I am talking about the latest round of the four-decade scandal in the Roman Catholic Church centering on clergy sexual abuse of children and teens -- the vast majority of them male. Now we have a new #MeToo angle, with numerous reports of sexual abuse and harassment of seminarians and young priests, and some of the attackers have ended up in the episcopate.
The poster-male for this story, of course, is former Cardinal Theodore McCarrick, one of the American hierarchy's most powerful networkers and media stars over the past 50 years.
Then there is the #ChurchToo fall of the Rev. Bill Hybels, a superstar megachurch leader who helped create the "Seeker Friendly" evangelical movement of the past couple of decades.
But you know all of that, and I wove those subjects together the other day in a post with this headline: "Who you gonna call? New York Times offers a spiritual piece of the Bill Hybels puzzle."
It will not surprise people who listen to "Crossroads" that host Todd Wilkins and I returned to these topics in this week's podcast. Click here to tune that in.
Look, everyone knows why -- in terms of news -- the Catholic crisis is as has hot at Hades. This is the biggest religion game in town. It's the religion-news Olympics. But why is the Willow Creek story so massive?
Now, the remaining leaders of Willow Creek Community Church have hit the exit doors. Click here for the Chicago Tribune report on that.

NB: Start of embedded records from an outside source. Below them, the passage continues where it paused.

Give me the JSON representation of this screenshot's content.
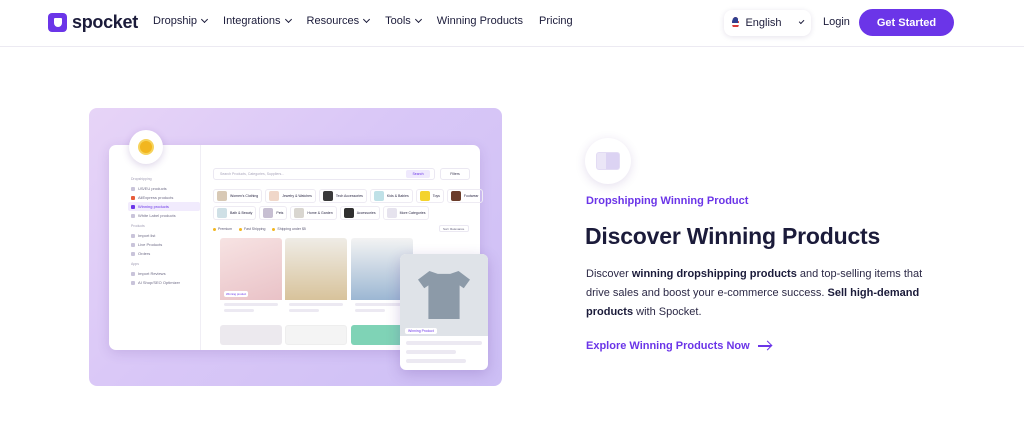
{
  "brand": {
    "name": "spocket",
    "accent": "#6b35e8"
  },
  "nav": {
    "items": [
      {
        "label": "Dropship",
        "has_menu": true
      },
      {
        "label": "Integrations",
        "has_menu": true
      },
      {
        "label": "Resources",
        "has_menu": true
      },
      {
        "label": "Tools",
        "has_menu": true
      },
      {
        "label": "Winning Products",
        "has_menu": false
      },
      {
        "label": "Pricing",
        "has_menu": false
      }
    ],
    "language": "English",
    "login": "Login",
    "cta": "Get Started"
  },
  "hero": {
    "eyebrow": "Dropshipping Winning Product",
    "title": "Discover Winning Products",
    "desc": {
      "p1": "Discover ",
      "b1": "winning dropshipping products",
      "p2": " and top-selling items that drive sales and boost your e-commerce success. ",
      "b2": "Sell high-demand products",
      "p3": " with Spocket."
    },
    "link": "Explore Winning Products Now"
  },
  "mockup": {
    "search_placeholder": "Search Products, Categories, Suppliers...",
    "search_button": "Search",
    "filters": "Filters",
    "sidebar": {
      "section": "Dropshipping",
      "items": [
        "US/EU products",
        "AliExpress products",
        "Winning products",
        "White Label products"
      ],
      "section2": "Products",
      "items2": [
        "Import list",
        "Live Products",
        "Orders"
      ],
      "section3": "Apps",
      "items3": [
        "Import Reviews",
        "AI Shop/SEO Optimizer"
      ]
    },
    "categories_row1": [
      "Women's Clothing",
      "Jewelry & Watches",
      "Tech Accessories",
      "Kids & Babies",
      "Toys",
      "Footwear"
    ],
    "categories_row2": [
      "Bath & Beauty",
      "Pets",
      "Home & Garden",
      "Accessories",
      "More Categories"
    ],
    "filter_chips": [
      "Premium",
      "Fast Shipping",
      "Shipping under $5"
    ],
    "sort": "Sort: Relevance",
    "card_tag": "Winning product",
    "popup_tag": "Winning Product"
  }
}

Why is the Hybels story so important? Well, on one level, we are talking about the fall of the good guys in American evangelicalism -- the good guys in the eyes of many journalists who have had their fill of bad-guy evangelicals.
Willow Creek was supposed to be the solution to the dead, irrelevant, embarrassing evangelical church problem. Here is a nice summary from a new Christianity Today piece:

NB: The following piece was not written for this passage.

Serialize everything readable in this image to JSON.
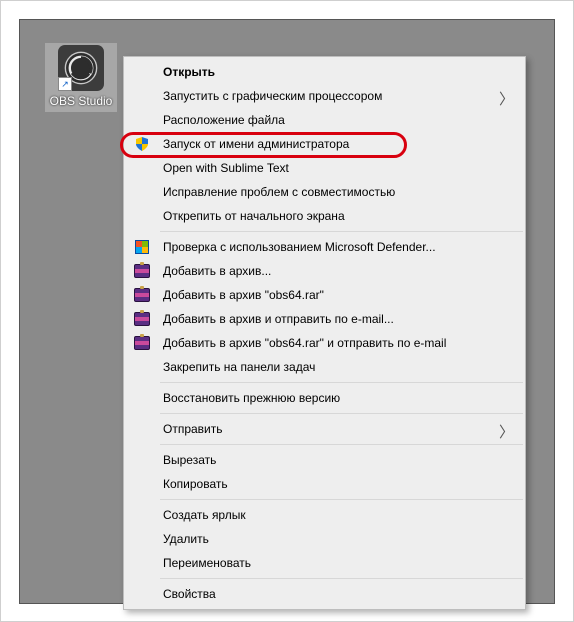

As CT, the Chicago Tribune, and now The New York Times have reported on allegations of sexual misconduct and complaints about the Willow Creek board’s response, some less familiar with Willow Creek wonder why the ministry deserves all this attention.
“Willow Creek was revolutionary in that previously, churches assumed that all that was needed to reach unbelievers with the gospel was simply to say it one more time and not do anything particularly different,” said Marshall Shelley, a longtime editor for Leadership Journal.
Rather than just continue to sling religious language at the world, Willow’s leaders realized that “our culture is spiritually blind and is not going to respond to positively to a message that has grown overly familiar or has grown stale,” said Shelley. “Willow Creek said ‘We need to communicate in a way that is going to get people’s attention. Not say it the way we’ve said it thousands of times before but say it in a way that they’ve never heard it before.’”
This insight grew the ministry of the church and spawned the Willow Creek Association, a network for like-minded churches thousands of congregations strong.
In other words, Hybels was a cross between an archbishop, a reality-TV star and the CEO of a modern corporation known for its progressive vision of America. He helped cheer up President Bill Clinton, for heaven's sake.
Then: Boom. That's not a story about a single church.
Now, let's end this podcast intro by turning this around.
The whole Willow Creek anti-hierarchy has resigned. Will this megachurch be able to reboot? Who picks the next set of producers to run this television production?
So what happens with American Catholicism? Readers: Who do Catholic leaders need to do to show that they are listening? How much of the structure do they need to blow up?
Please send us URLs -- or put them in the commentary pages -- of what Catholic insiders on left and right are suggesting. Keep it clean, but keep it real.